  abstract     = {<p>A life-view can be described an an overall view of man and the world. An individual's life-view can change as a result of attending university. The life-view determines the response to reality and influences decision making and the treatment of other people. The aim of this study is to compare life-views and ethical viewpoints in the same group of physiotherapy students in their first and last semester of study and to describe physiotherapy students' perceptions of the importance of life-views in physiotherapy education. A reliable and valid questionnaire about life-views together with questions covering ethical aspects was used. All physiotherapy students beginning their education at Lund University between 1996 and 1998 answered a questionnaire in their first and last semester of study. The students expressed high agreement with a religious and evolutionary life-view and a low agreement with a scientific life-view in both their first and last semester of study. A more varied opinion and reduced agreement were shown over time in religious, scientific, and evolutionary life-views. The students were patient-centred in their attitudes at both points in time, and the opinion that quality of life was more important than life increased between their first and last semester of study. The students also were positive toward euthanasia at both points. A life-view was considered important for the practical work as a physiotherapist. Fifty percent of the students were of the opinion that they had changed their life-view during their education to a more accepting and tolerant one and that their ethical awareness had been deepened.</p>},

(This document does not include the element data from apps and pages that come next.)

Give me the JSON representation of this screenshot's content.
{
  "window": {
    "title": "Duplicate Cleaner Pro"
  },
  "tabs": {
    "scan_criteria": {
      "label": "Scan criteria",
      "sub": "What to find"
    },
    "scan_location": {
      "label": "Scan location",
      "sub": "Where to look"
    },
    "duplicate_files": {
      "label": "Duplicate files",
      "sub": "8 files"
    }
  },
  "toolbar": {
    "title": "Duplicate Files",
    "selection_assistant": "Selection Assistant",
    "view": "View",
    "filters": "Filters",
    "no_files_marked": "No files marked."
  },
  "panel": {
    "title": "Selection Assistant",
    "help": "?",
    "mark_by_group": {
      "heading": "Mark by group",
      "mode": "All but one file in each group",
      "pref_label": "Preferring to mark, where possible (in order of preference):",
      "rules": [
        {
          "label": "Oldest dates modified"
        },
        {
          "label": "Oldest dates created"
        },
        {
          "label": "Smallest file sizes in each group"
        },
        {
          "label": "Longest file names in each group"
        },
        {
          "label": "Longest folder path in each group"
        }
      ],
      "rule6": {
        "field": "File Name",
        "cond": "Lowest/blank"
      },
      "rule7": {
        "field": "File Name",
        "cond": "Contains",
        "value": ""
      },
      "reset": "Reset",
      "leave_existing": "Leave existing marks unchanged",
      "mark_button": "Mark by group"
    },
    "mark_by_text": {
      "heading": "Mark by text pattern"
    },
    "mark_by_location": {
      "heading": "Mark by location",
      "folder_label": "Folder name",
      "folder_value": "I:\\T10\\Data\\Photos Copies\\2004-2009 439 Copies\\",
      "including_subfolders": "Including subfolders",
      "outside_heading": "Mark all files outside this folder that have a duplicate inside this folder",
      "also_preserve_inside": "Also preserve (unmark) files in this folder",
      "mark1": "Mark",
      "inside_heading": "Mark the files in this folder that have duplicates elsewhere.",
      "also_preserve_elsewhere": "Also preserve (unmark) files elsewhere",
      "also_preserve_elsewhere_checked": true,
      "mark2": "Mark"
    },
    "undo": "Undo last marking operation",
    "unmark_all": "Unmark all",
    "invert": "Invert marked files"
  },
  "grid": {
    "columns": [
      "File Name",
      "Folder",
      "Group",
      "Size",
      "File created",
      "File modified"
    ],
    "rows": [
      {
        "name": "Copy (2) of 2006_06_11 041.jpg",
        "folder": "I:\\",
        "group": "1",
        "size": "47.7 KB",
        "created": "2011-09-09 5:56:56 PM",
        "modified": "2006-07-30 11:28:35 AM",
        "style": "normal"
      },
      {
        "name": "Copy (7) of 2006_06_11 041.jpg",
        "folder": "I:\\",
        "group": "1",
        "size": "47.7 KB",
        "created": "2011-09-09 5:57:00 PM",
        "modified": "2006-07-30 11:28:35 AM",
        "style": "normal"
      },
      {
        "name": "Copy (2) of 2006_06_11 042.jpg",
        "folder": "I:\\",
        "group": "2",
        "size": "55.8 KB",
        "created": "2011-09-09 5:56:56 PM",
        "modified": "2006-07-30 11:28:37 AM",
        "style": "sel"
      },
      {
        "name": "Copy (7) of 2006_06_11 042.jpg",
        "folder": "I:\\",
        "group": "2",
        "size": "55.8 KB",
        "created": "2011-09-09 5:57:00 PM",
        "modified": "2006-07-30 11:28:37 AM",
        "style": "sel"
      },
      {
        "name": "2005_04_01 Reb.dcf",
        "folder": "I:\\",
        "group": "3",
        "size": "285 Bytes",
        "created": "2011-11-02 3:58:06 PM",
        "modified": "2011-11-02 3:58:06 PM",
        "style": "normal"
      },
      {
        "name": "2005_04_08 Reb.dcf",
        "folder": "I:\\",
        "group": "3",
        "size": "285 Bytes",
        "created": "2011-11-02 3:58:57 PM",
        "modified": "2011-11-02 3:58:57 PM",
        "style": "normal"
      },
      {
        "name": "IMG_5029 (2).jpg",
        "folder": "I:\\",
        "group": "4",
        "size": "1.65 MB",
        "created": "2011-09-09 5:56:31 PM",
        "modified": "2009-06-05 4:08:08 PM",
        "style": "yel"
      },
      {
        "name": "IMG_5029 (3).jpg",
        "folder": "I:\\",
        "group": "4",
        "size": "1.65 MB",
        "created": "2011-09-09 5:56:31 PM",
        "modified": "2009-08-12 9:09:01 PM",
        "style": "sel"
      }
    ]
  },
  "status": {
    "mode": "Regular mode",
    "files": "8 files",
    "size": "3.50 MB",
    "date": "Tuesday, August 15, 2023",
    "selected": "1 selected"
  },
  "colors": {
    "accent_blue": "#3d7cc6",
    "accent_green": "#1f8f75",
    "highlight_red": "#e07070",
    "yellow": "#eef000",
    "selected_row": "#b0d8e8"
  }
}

  author       = {Gard, Gunvor and Sundén, Bente Thrane},
  issn         = {0959-3985},
  language     = {eng},
  number       = {2},
  pages        = {63--76},
  publisher    = {Informa Healthcare},
  series       = {Physiotherapy Theory and Practice},
  title        = {Changes in life-views and ethical viewpoints during physiotherapy education},
  url          = {http://dx.doi.org/10.1080/09593980307957},
  volume       = {19},
  year         = {2003},
}